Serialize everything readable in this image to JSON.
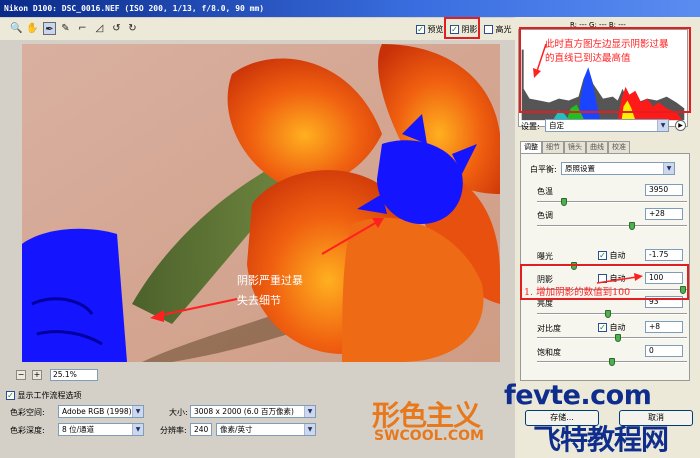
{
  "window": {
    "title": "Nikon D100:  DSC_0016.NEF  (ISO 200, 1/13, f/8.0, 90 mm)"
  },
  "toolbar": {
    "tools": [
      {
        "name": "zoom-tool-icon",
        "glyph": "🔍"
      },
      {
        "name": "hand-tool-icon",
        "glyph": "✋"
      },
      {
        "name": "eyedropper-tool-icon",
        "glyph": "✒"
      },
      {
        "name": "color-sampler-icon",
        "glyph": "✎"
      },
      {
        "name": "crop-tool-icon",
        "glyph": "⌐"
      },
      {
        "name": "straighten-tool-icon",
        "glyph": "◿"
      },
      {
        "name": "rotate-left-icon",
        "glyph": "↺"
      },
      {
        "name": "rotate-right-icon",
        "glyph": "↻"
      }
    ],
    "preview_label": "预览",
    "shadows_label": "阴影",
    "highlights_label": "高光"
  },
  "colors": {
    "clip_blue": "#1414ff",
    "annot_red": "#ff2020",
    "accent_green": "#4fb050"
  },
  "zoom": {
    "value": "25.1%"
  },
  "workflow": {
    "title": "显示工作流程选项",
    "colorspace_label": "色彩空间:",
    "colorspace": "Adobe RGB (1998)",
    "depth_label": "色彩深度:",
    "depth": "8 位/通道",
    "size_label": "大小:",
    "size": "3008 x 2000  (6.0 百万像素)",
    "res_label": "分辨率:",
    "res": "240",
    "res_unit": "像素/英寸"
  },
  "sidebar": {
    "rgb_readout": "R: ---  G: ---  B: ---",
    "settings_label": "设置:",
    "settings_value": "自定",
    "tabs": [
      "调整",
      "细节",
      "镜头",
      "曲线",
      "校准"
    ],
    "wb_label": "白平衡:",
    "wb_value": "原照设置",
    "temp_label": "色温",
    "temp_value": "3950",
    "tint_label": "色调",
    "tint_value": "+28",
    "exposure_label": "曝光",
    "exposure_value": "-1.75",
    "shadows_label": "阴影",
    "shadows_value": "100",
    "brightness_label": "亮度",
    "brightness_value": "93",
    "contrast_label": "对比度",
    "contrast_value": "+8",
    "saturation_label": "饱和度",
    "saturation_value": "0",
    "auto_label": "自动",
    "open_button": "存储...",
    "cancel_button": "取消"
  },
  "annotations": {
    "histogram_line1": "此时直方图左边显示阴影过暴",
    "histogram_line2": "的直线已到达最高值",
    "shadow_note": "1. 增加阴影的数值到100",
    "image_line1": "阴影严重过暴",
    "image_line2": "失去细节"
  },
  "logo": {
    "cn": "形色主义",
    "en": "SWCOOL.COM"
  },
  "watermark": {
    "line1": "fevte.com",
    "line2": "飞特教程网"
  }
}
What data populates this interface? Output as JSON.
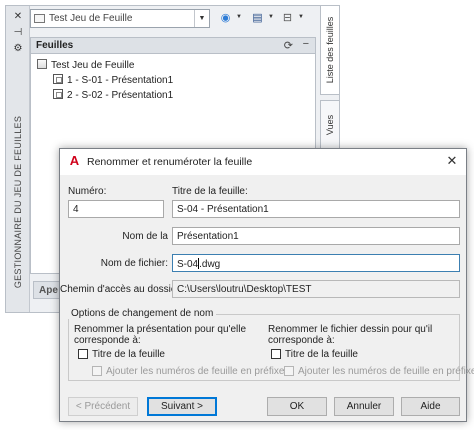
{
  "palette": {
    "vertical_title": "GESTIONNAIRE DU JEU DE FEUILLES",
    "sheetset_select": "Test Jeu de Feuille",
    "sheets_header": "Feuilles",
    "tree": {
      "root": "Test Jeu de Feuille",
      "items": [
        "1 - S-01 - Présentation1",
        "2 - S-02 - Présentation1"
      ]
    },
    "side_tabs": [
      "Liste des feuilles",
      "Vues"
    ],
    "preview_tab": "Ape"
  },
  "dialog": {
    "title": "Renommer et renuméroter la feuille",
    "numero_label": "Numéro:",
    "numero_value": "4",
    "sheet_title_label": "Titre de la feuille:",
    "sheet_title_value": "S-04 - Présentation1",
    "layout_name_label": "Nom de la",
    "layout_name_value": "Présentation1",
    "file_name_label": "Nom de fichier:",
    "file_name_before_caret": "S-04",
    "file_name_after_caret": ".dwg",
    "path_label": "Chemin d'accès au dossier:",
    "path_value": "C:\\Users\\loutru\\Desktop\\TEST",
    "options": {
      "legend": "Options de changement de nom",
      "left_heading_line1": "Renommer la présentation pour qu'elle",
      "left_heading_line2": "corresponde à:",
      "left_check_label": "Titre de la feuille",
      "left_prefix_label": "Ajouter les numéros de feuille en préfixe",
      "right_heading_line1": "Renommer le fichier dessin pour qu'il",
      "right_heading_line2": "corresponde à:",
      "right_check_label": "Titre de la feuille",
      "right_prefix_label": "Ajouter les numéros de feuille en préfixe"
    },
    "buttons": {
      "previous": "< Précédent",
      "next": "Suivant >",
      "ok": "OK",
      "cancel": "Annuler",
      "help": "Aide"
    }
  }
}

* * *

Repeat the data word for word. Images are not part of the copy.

Serialize everything readable in this image to JSON.
{
  "window": {
    "title": "Nikon D100:  DSC_0016.NEF  (ISO 200, 1/13, f/8.0, 90 mm)"
  },
  "toolbar": {
    "tools": [
      {
        "name": "zoom-tool-icon",
        "glyph": "🔍"
      },
      {
        "name": "hand-tool-icon",
        "glyph": "✋"
      },
      {
        "name": "eyedropper-tool-icon",
        "glyph": "✒"
      },
      {
        "name": "color-sampler-icon",
        "glyph": "✎"
      },
      {
        "name": "crop-tool-icon",
        "glyph": "⌐"
      },
      {
        "name": "straighten-tool-icon",
        "glyph": "◿"
      },
      {
        "name": "rotate-left-icon",
        "glyph": "↺"
      },
      {
        "name": "rotate-right-icon",
        "glyph": "↻"
      }
    ],
    "preview_label": "预览",
    "shadows_label": "阴影",
    "highlights_label": "高光"
  },
  "colors": {
    "clip_blue": "#1414ff",
    "annot_red": "#ff2020",
    "accent_green": "#4fb050"
  },
  "zoom": {
    "value": "25.1%"
  },
  "workflow": {
    "title": "显示工作流程选项",
    "colorspace_label": "色彩空间:",
    "colorspace": "Adobe RGB (1998)",
    "depth_label": "色彩深度:",
    "depth": "8 位/通道",
    "size_label": "大小:",
    "size": "3008 x 2000  (6.0 百万像素)",
    "res_label": "分辨率:",
    "res": "240",
    "res_unit": "像素/英寸"
  },
  "sidebar": {
    "rgb_readout": "R: ---  G: ---  B: ---",
    "settings_label": "设置:",
    "settings_value": "自定",
    "tabs": [
      "调整",
      "细节",
      "镜头",
      "曲线",
      "校准"
    ],
    "wb_label": "白平衡:",
    "wb_value": "原照设置",
    "temp_label": "色温",
    "temp_value": "3950",
    "tint_label": "色调",
    "tint_value": "+28",
    "exposure_label": "曝光",
    "exposure_value": "-1.75",
    "shadows_label": "阴影",
    "shadows_value": "100",
    "brightness_label": "亮度",
    "brightness_value": "93",
    "contrast_label": "对比度",
    "contrast_value": "+8",
    "saturation_label": "饱和度",
    "saturation_value": "0",
    "auto_label": "自动",
    "open_button": "存储...",
    "cancel_button": "取消"
  },
  "annotations": {
    "histogram_line1": "此时直方图左边显示阴影过暴",
    "histogram_line2": "的直线已到达最高值",
    "shadow_note": "1. 增加阴影的数值到100",
    "image_line1": "阴影严重过暴",
    "image_line2": "失去细节"
  },
  "logo": {
    "cn": "形色主义",
    "en": "SWCOOL.COM"
  },
  "watermark": {
    "line1": "fevte.com",
    "line2": "飞特教程网"
  }
}
What data populates this interface? Output as JSON.
{
  "palette": {
    "vertical_title": "GESTIONNAIRE DU JEU DE FEUILLES",
    "sheetset_select": "Test Jeu de Feuille",
    "sheets_header": "Feuilles",
    "tree": {
      "root": "Test Jeu de Feuille",
      "items": [
        "1 - S-01 - Présentation1",
        "2 - S-02 - Présentation1"
      ]
    },
    "side_tabs": [
      "Liste des feuilles",
      "Vues"
    ],
    "preview_tab": "Ape"
  },
  "dialog": {
    "title": "Renommer et renuméroter la feuille",
    "numero_label": "Numéro:",
    "numero_value": "4",
    "sheet_title_label": "Titre de la feuille:",
    "sheet_title_value": "S-04 - Présentation1",
    "layout_name_label": "Nom de la",
    "layout_name_value": "Présentation1",
    "file_name_label": "Nom de fichier:",
    "file_name_before_caret": "S-04",
    "file_name_after_caret": ".dwg",
    "path_label": "Chemin d'accès au dossier:",
    "path_value": "C:\\Users\\loutru\\Desktop\\TEST",
    "options": {
      "legend": "Options de changement de nom",
      "left_heading_line1": "Renommer la présentation pour qu'elle",
      "left_heading_line2": "corresponde à:",
      "left_check_label": "Titre de la feuille",
      "left_prefix_label": "Ajouter les numéros de feuille en préfixe",
      "right_heading_line1": "Renommer le fichier dessin pour qu'il",
      "right_heading_line2": "corresponde à:",
      "right_check_label": "Titre de la feuille",
      "right_prefix_label": "Ajouter les numéros de feuille en préfixe"
    },
    "buttons": {
      "previous": "< Précédent",
      "next": "Suivant >",
      "ok": "OK",
      "cancel": "Annuler",
      "help": "Aide"
    }
  }
}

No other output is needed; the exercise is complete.